▶ Dataset entries:
++++++++

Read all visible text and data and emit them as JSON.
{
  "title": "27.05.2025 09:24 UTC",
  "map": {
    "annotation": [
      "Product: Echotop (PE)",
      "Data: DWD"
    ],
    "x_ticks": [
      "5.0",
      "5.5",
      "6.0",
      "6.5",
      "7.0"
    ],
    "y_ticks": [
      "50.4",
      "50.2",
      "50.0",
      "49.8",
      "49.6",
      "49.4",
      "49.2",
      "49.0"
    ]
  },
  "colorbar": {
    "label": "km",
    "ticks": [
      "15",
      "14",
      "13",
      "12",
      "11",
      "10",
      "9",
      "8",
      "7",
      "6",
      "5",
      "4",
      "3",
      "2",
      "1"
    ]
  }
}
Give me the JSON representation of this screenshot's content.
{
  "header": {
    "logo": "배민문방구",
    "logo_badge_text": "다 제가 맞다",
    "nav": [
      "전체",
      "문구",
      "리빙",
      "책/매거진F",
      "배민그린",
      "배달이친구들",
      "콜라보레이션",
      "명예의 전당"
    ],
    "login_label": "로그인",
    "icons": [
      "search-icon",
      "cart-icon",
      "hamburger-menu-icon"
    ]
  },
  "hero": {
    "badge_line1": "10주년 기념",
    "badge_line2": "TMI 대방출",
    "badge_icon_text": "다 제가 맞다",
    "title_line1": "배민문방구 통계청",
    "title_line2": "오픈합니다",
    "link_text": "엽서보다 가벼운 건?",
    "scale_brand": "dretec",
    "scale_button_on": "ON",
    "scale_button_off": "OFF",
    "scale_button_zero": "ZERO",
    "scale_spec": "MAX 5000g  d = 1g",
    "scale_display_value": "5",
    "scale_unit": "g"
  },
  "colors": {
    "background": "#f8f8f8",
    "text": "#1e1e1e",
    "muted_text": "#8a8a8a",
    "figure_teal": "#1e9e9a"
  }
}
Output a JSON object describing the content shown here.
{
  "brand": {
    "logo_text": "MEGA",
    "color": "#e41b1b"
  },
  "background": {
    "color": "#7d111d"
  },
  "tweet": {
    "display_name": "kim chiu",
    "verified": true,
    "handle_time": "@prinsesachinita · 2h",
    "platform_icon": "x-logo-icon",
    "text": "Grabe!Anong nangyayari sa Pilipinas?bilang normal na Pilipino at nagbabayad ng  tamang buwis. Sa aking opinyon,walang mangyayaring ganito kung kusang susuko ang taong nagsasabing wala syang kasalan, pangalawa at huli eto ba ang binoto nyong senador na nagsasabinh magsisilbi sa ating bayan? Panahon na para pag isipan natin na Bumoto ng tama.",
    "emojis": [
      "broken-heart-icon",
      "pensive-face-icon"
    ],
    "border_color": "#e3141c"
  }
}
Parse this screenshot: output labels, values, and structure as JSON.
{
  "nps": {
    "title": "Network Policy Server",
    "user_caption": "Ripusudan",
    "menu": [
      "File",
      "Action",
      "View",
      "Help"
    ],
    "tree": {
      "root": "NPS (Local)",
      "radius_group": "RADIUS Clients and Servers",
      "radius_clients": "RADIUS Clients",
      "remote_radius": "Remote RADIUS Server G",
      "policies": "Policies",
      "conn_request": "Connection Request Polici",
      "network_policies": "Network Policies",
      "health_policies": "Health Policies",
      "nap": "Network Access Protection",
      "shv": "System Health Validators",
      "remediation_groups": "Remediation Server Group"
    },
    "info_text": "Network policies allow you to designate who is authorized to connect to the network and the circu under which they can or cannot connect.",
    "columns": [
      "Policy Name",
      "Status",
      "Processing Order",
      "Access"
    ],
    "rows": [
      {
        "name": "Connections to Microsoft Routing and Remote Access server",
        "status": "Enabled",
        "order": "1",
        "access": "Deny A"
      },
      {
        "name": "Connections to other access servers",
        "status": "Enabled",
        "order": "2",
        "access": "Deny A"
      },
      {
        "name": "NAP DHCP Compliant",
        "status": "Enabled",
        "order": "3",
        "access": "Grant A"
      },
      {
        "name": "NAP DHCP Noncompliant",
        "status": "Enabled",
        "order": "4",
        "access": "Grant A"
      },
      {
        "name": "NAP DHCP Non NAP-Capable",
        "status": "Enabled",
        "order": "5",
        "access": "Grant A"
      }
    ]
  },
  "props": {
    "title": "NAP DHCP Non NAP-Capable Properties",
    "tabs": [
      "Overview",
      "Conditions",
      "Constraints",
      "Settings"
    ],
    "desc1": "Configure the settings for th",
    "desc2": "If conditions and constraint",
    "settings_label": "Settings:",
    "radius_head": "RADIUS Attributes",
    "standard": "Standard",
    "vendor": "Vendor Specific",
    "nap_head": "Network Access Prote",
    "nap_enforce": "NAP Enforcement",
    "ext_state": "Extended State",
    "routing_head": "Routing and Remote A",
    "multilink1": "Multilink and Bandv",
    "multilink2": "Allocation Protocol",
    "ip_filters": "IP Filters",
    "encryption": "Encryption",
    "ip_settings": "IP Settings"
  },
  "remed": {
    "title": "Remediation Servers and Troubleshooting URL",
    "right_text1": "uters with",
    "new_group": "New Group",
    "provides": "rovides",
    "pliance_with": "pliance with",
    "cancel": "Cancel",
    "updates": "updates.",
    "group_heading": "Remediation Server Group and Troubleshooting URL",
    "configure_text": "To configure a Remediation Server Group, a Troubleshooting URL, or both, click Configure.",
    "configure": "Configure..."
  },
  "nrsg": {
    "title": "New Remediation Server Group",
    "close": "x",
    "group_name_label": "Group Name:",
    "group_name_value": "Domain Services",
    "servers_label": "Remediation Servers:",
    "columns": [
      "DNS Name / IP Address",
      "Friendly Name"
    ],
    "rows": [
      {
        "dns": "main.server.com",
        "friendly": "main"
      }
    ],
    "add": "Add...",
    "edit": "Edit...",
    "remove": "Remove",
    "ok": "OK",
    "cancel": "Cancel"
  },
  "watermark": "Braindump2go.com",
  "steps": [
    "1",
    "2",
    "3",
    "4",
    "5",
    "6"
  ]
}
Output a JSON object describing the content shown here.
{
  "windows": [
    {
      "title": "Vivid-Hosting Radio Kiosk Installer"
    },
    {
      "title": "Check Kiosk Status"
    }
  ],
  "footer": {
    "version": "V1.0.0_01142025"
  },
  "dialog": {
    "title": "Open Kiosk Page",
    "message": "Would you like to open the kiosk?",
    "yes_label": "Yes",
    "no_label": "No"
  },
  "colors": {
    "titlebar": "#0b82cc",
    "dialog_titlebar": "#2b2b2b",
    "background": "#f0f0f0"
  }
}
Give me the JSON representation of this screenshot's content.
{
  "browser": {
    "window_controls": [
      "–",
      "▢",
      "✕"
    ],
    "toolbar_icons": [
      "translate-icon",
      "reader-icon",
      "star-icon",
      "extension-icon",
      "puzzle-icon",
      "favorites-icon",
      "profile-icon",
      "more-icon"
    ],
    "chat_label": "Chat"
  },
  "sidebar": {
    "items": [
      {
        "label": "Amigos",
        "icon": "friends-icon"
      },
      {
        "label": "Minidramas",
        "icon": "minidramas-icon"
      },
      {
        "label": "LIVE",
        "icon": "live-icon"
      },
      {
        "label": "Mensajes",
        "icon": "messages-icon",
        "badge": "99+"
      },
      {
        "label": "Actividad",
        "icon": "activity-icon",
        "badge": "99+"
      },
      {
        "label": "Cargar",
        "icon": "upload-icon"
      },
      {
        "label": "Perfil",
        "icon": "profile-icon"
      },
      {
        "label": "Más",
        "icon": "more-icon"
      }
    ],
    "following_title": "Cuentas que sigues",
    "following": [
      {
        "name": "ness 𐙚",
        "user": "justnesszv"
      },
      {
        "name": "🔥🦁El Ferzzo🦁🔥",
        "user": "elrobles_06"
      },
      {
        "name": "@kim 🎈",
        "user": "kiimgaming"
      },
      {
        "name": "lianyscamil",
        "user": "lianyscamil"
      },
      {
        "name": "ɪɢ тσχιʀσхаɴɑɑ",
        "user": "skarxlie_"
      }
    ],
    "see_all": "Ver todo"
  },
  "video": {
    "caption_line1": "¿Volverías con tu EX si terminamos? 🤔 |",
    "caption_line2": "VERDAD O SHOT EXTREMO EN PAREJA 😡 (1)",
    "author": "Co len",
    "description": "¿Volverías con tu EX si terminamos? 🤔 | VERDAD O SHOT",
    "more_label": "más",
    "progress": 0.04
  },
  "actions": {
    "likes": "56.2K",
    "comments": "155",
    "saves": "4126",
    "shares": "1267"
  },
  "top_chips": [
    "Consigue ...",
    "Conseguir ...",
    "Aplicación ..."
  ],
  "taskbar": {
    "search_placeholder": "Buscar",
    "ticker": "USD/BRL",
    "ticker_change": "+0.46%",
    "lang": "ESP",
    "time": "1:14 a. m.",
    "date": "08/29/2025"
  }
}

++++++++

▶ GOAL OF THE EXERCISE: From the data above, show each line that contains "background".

▶ ANSWER BELOW:
    "background": "#f8f8f8",
  "background": {
    "background": "#f0f0f0"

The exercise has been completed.